Levinson continues the illuminating investigation into the evolution of information technologies and their effects on society that he began in The Soft Edge (1997) by offering a clarifying interpretation of the works of the guru of media studies, Marshall McLuhan. Many of McLuhan's intriguing concepts were difficult to grasp due, in part, to his tangled prose style, but primarily because they were far ahead of their time.

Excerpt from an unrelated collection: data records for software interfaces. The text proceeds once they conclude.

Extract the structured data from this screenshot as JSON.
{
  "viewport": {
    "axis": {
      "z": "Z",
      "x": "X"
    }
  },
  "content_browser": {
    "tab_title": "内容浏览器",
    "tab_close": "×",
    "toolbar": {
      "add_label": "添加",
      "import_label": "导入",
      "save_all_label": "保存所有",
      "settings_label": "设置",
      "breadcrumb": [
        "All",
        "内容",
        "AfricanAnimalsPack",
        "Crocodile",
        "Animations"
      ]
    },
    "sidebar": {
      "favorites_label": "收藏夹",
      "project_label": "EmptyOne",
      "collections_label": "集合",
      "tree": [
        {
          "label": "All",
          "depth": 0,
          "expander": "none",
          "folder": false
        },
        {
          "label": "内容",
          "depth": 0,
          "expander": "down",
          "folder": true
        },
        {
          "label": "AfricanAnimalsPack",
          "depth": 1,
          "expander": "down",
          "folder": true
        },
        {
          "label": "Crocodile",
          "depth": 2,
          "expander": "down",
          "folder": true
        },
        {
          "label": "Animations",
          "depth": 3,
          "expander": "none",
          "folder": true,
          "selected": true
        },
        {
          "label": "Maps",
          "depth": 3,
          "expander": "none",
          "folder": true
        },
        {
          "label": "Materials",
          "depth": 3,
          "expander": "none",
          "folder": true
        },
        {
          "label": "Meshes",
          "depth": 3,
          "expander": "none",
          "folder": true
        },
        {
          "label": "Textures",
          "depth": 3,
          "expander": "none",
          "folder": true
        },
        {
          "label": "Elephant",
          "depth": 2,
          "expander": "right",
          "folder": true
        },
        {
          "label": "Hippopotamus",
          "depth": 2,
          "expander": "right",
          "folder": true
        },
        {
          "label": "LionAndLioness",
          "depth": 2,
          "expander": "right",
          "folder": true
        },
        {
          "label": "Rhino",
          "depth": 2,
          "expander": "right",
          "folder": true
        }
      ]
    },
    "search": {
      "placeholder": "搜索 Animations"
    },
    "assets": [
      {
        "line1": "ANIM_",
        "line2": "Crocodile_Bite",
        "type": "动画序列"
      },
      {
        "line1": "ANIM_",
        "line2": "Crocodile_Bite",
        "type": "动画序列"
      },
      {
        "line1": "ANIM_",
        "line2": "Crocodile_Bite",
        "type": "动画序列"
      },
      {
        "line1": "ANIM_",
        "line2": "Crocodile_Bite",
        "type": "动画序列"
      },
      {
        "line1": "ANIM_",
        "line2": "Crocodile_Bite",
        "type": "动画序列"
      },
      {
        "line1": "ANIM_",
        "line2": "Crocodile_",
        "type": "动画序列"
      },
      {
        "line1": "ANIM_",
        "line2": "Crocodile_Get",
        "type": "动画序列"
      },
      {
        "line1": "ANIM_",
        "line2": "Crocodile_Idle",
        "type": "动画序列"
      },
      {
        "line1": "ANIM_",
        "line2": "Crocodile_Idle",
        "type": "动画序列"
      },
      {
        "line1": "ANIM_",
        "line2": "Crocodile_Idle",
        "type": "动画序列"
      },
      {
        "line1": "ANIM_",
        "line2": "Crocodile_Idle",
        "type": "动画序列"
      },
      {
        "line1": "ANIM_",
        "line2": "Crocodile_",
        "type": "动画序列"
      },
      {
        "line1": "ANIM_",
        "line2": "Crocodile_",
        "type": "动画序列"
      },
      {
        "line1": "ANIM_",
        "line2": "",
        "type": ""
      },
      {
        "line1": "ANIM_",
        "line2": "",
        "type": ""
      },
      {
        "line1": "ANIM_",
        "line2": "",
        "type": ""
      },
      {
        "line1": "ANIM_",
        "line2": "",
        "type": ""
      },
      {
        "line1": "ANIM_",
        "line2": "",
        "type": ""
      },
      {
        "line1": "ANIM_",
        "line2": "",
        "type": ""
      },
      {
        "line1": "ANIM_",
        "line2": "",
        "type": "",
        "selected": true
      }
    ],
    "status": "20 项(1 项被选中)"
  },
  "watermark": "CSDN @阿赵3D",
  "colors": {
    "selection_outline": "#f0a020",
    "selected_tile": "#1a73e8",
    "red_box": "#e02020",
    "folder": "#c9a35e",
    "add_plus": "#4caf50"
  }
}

Now, nearly 20 years after his death, his ideas have come to vivid life in relationship to the computer revolution. Levinson neatly explicates and makes productive use of McLuhan's theories. He shows how McLuhan's concept of the global village is fully manifest in the Internet, as is his concept of the "discarnate man," the beautiful vision of "light-through" --the hypnotic effect of light passing through glass, whether in stained glass windows, television, or computer screens--and his prediction of an inclusive super media. Always lucid and provocative, Levinson explores the psychological impact of digital technologies as well as their profound effects on work and play. Donna Seaman, American Library Association

Place An Order / Get More Info